Progress & Impact
We have been very fortunate that our CEO Ginni Rometty gave her full support to our team, seeing our work as contributing to her ongoing transformation of the company. It was also a good move to focus on a well-defined capability gap – design skills – giving us both a long-term objective and a model for incremental progress. Even as we engaged initially on a small scale, Phil always challenged us to think in terms of how we would scale up. Initially I found that hard. I was often tempted to tailor solutions to the specific situations we encountered. To be able to scale, you have to do the opposite. You have standardize how you execute so that what you do is repeatable and can be delivered on a large scale by a few dedicated people. This is a key element of a program focused on the whole company, rather than, say, a shared service for design or an innovation lab.
Agility was another essential ingredient. For the first few years we saw ourselves as a startup inside IBM, and we strove for the same agility that a startup thrives on. Beyond the real-time hands-on engagement and trouble-shooting that implies, we were willing to reorganize ourselves at least once a year, sometimes quite radically.
When we started, we said we’d know we were done if we could walk away and it would run itself. We used to call ourselves IBM Design, but we decided recently that name should be the moniker for all aspects of design across the whole company. We now call our team the Design Program Office, and it’s smaller than it was at the peak of our efforts to change the company. Wherever possible, the program office takes a back seat to the business units. Of course, nothing is perfect and it still feels too early to declare victory. We’re on a journey of continuous learning and improvement, and we will continue to make adjustments and look for further innovations in the future. What’s exciting is that we no longer have to do that ourselves. The seeds of further innovation are now firmly planted in our business, at the team level, and increasingly in our leadership culture.
This distributed design capability is reflected in the business outcomes we are seeing. Teams across the company are now able to bring new and improved products to market much faster than they could previously, a critical success factor in a rapidly changing market. IBM is also now widely recognized as a leader in design and design thinking at scale, and IBM Services teams are using this expertise to help clients address challenges and opportunities in their own businesses. Perhaps most importantly, our leadership culture has shifted enough that design is now considered an essential ingredient of any new initiative, and senior leaders now pay as close attention to measures of user success as they do to financial and market metrics.
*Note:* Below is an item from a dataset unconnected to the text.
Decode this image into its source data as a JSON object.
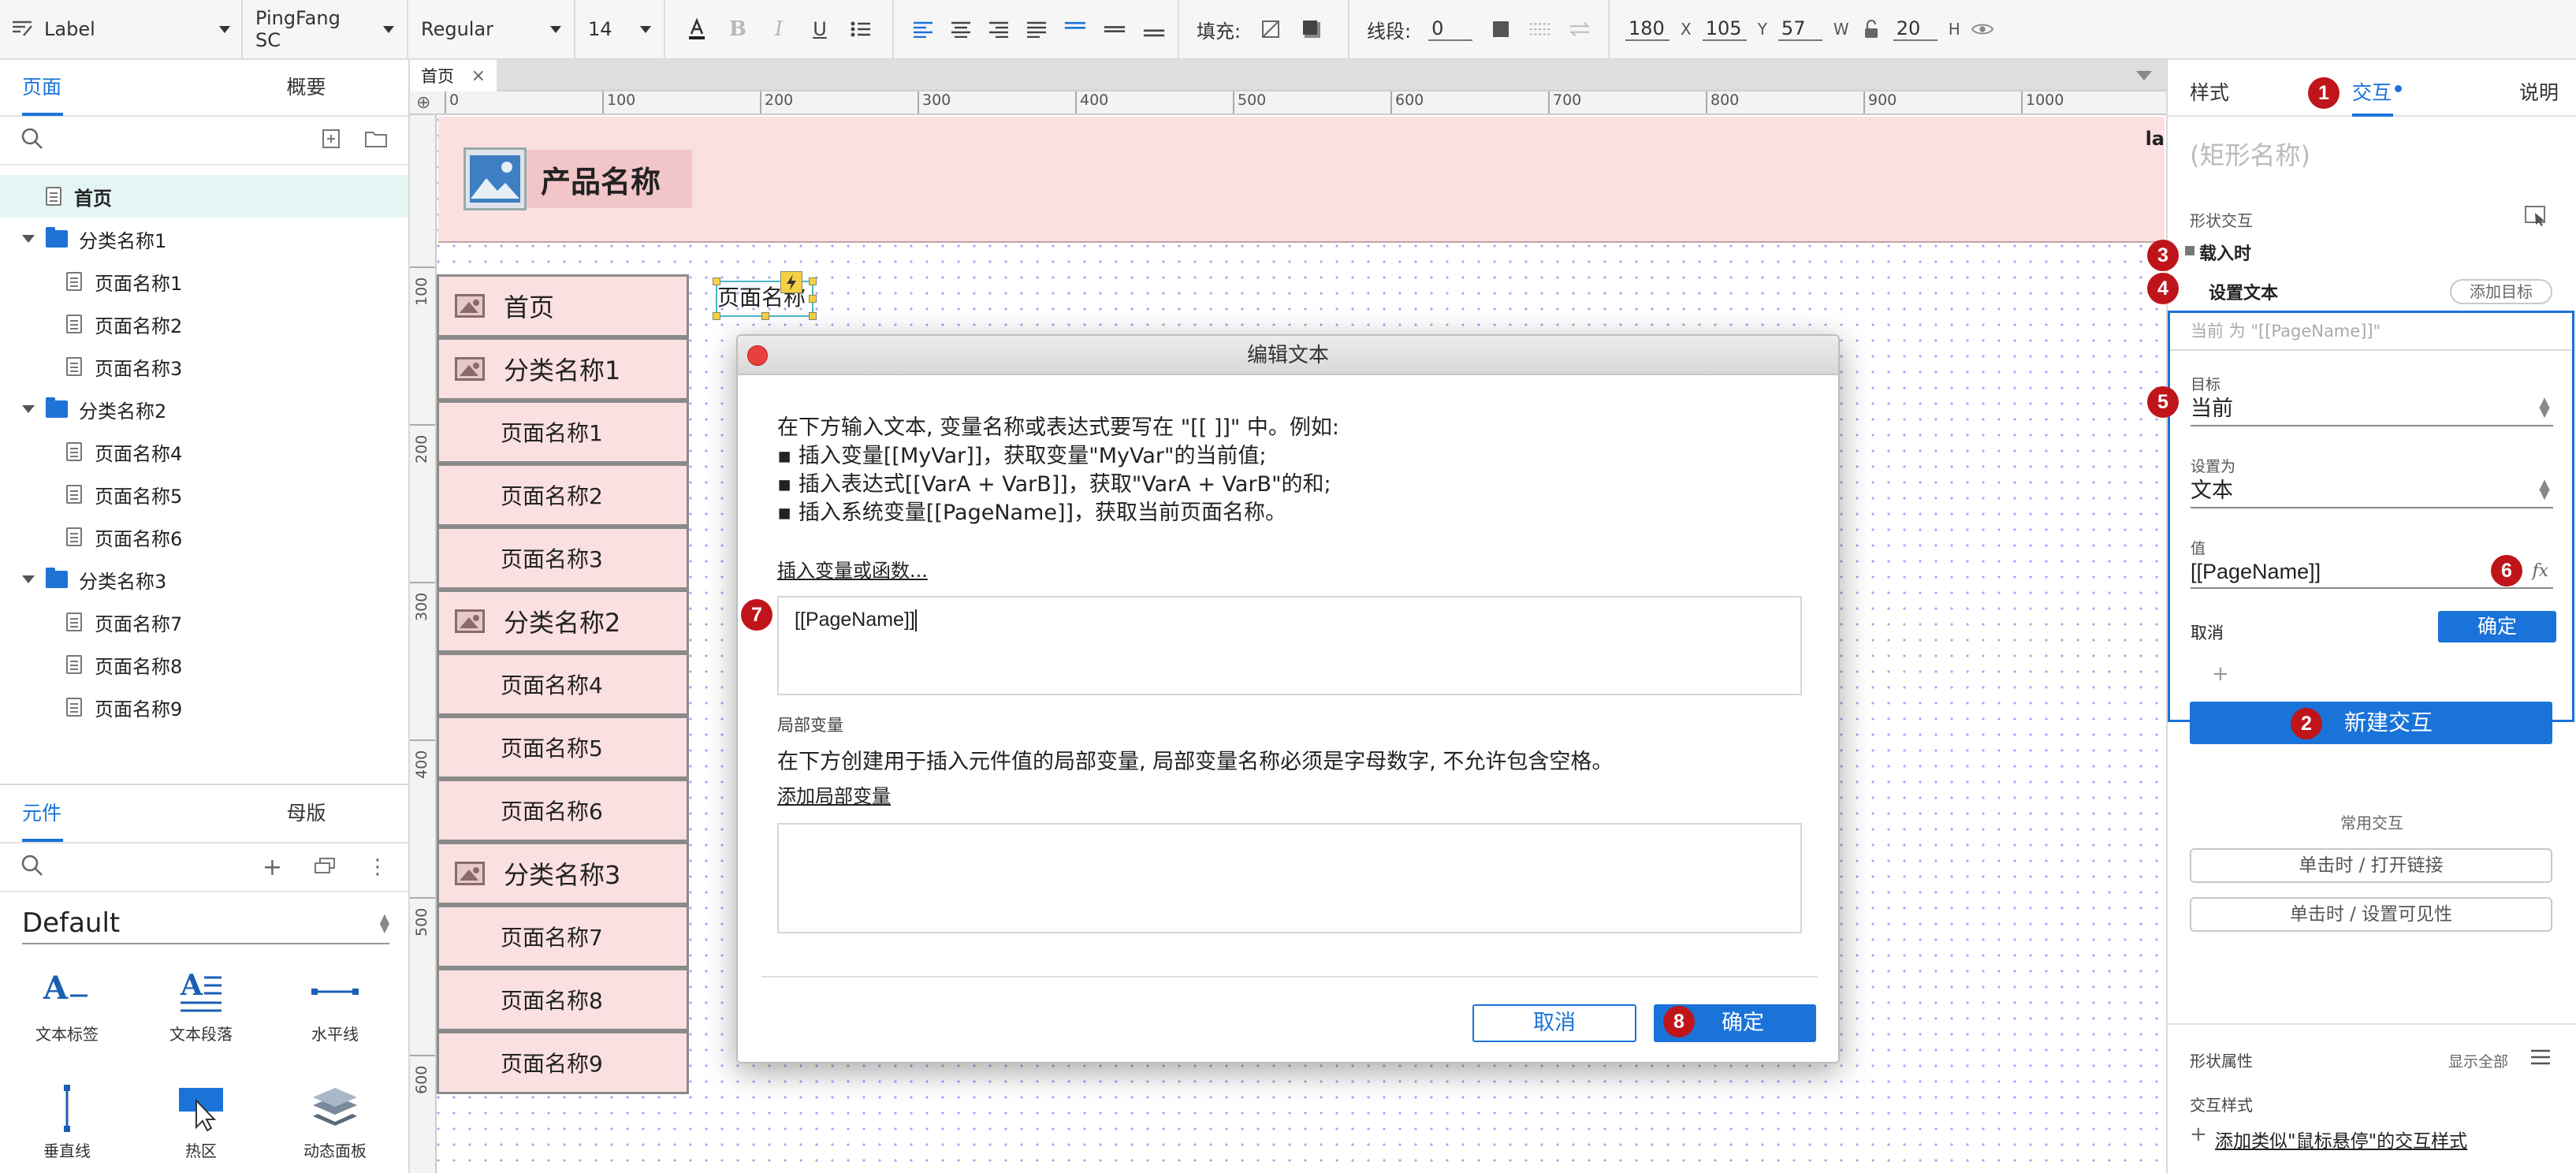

My own job has changed numerous times over the past few years, from helping to develop our design thinking framework, to coaching teams, to helping define our technical career path for designers, to bringing new tools to our teams. Along the way I kept my hand in a couple of strategic design projects. Today, I still report to Phil but I’m on loan to the business nearly full-time these days. This is, to be honest, a relief. When I first went to work with Phil, my previous manager sent me an email reading “Congratulations – you’re now overhead!” I’m a product designer at heart, and I’m back working to translate our strategy into compelling products and experiences. But as I work with my new team on these projects, I know that a new platform is up and running and at our disposal. It’s a platform of design, designers, and of design thinking culture; a platform that helps us all focus on solving our users’ problems better than ever before.